$ prefect concurrency-limit create small_instance 10

To delete the concurrency limit on the 'small_instance' tag:

$ prefect concurrency-limit delete small_instance

To view details about the concurrency limit on the 'small_instance' tag:

$ prefect concurrency-limit inspect small_instance

Python client

To update your tag concurrency limits programmatically, use PrefectClient.orchestration.create_concurrency_limit.

create_concurrency_limit takes two arguments:

  • tag specifies the task tag on which you're setting a limit.
  • concurrency_limit specifies the maximum number of concurrent task runs for that tag.

For example, to set a concurrency limit of 10 on the 'small_instance' tag:

from prefect import get_client

async with get_client() as client:
    # set a concurrency limit of 10 on the 'small_instance' tag
    limit_id = await client.create_concurrency_limit(

To remove all concurrency limits on a tag, use PrefectClient.delete_concurrency_limit_by_tag, passing the tag:

async with get_client() as client:
    # remove a concurrency limit on the 'small_instance' tag
    await client.delete_concurrency_limit_by_tag(tag="small_instance")

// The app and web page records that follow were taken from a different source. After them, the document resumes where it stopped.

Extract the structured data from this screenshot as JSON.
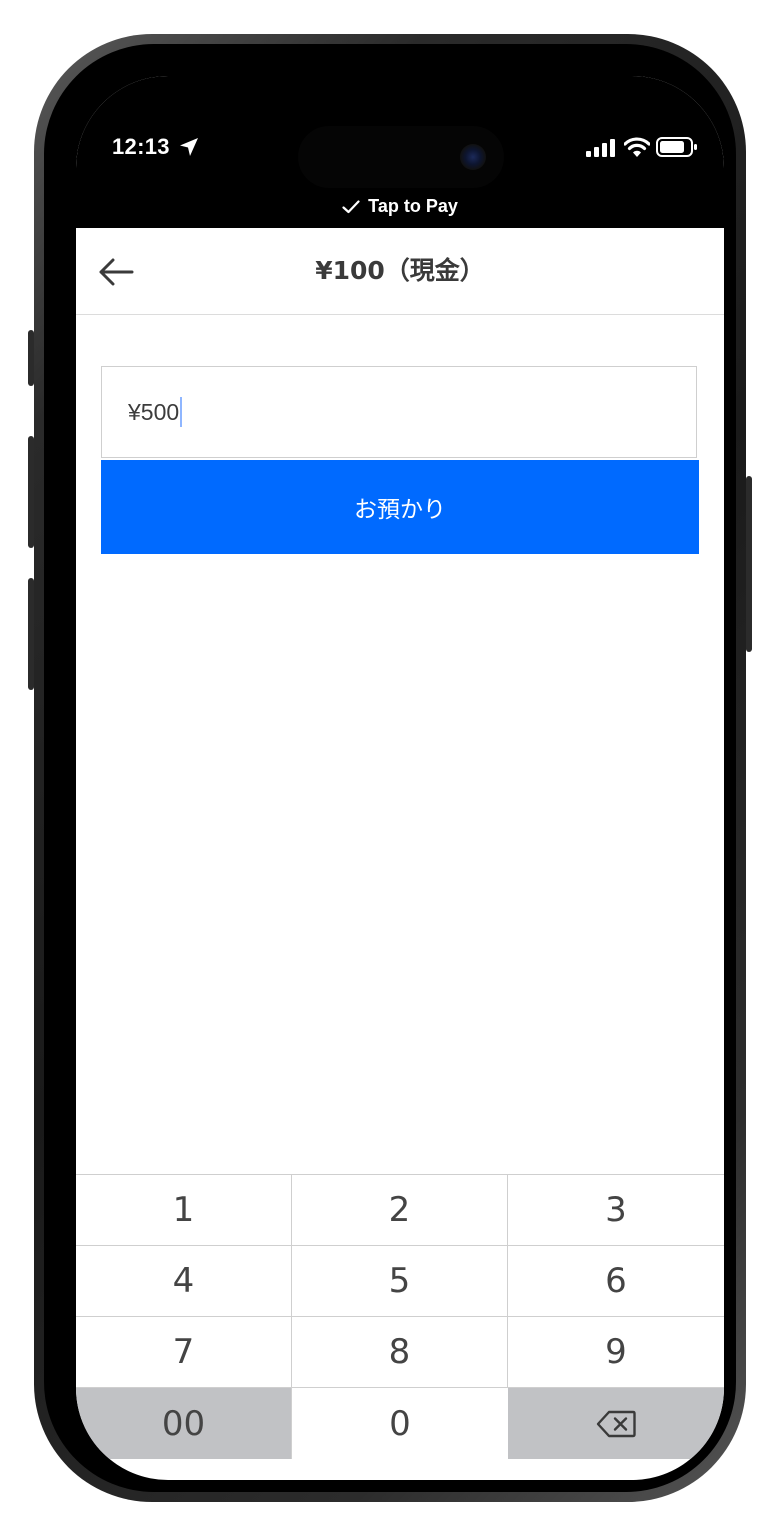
{
  "status_bar": {
    "time": "12:13",
    "banner_text": "Tap to Pay"
  },
  "header": {
    "title": "¥100（現金）"
  },
  "amount_input": {
    "value": "¥500"
  },
  "deposit_button": {
    "label": "お預かり"
  },
  "keypad": {
    "keys": [
      "1",
      "2",
      "3",
      "4",
      "5",
      "6",
      "7",
      "8",
      "9",
      "00",
      "0"
    ]
  },
  "colors": {
    "accent": "#006aff",
    "function_key_bg": "#c1c2c5"
  }
}
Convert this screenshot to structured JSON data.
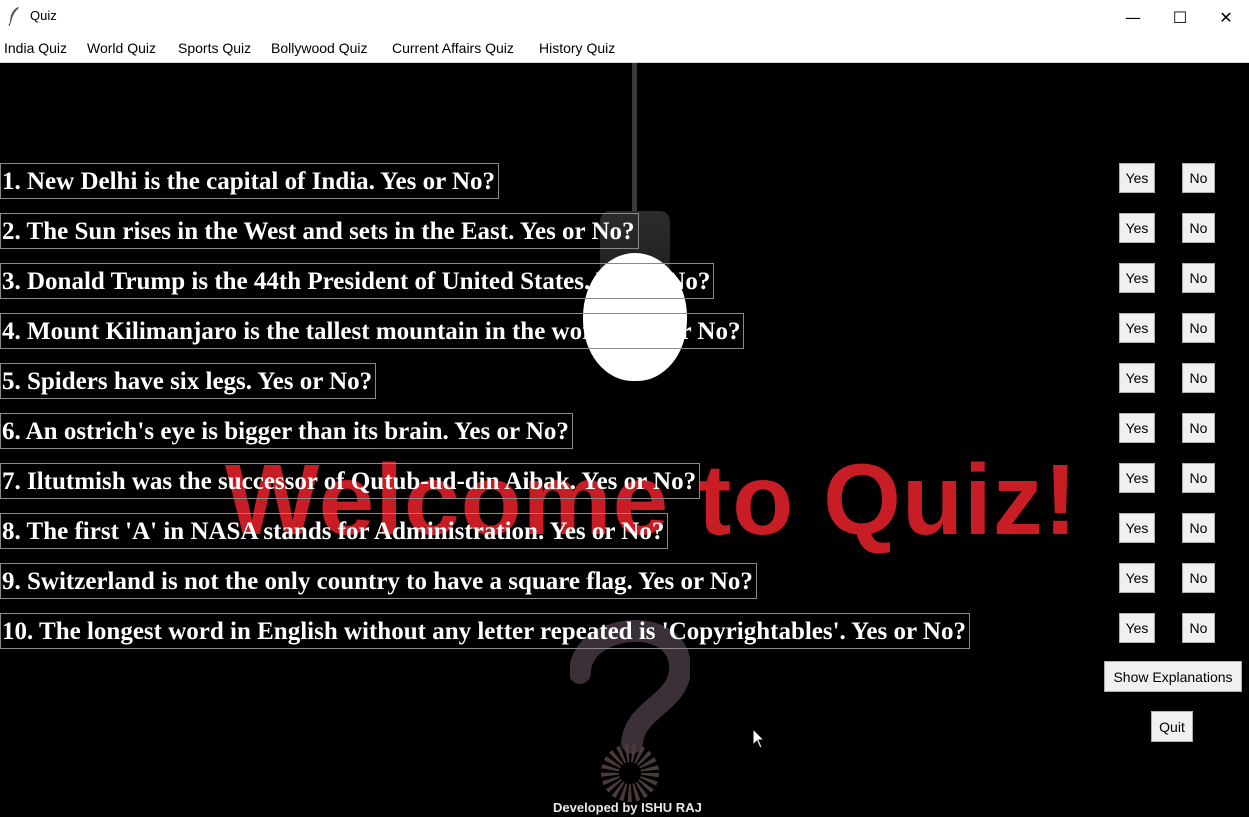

If you wish to query for the currently set limit on a tag, use PrefectClient.read_concurrency_limit_by_tag, passing the tag:

To see all of your limits across all of your tags, use PrefectClient.read_concurrency_limits.

async with get_client() as client:
    # query the concurrency limit on the 'small_instance' tag
    limit = await client.read_concurrency_limit_by_tag(tag="small_instance")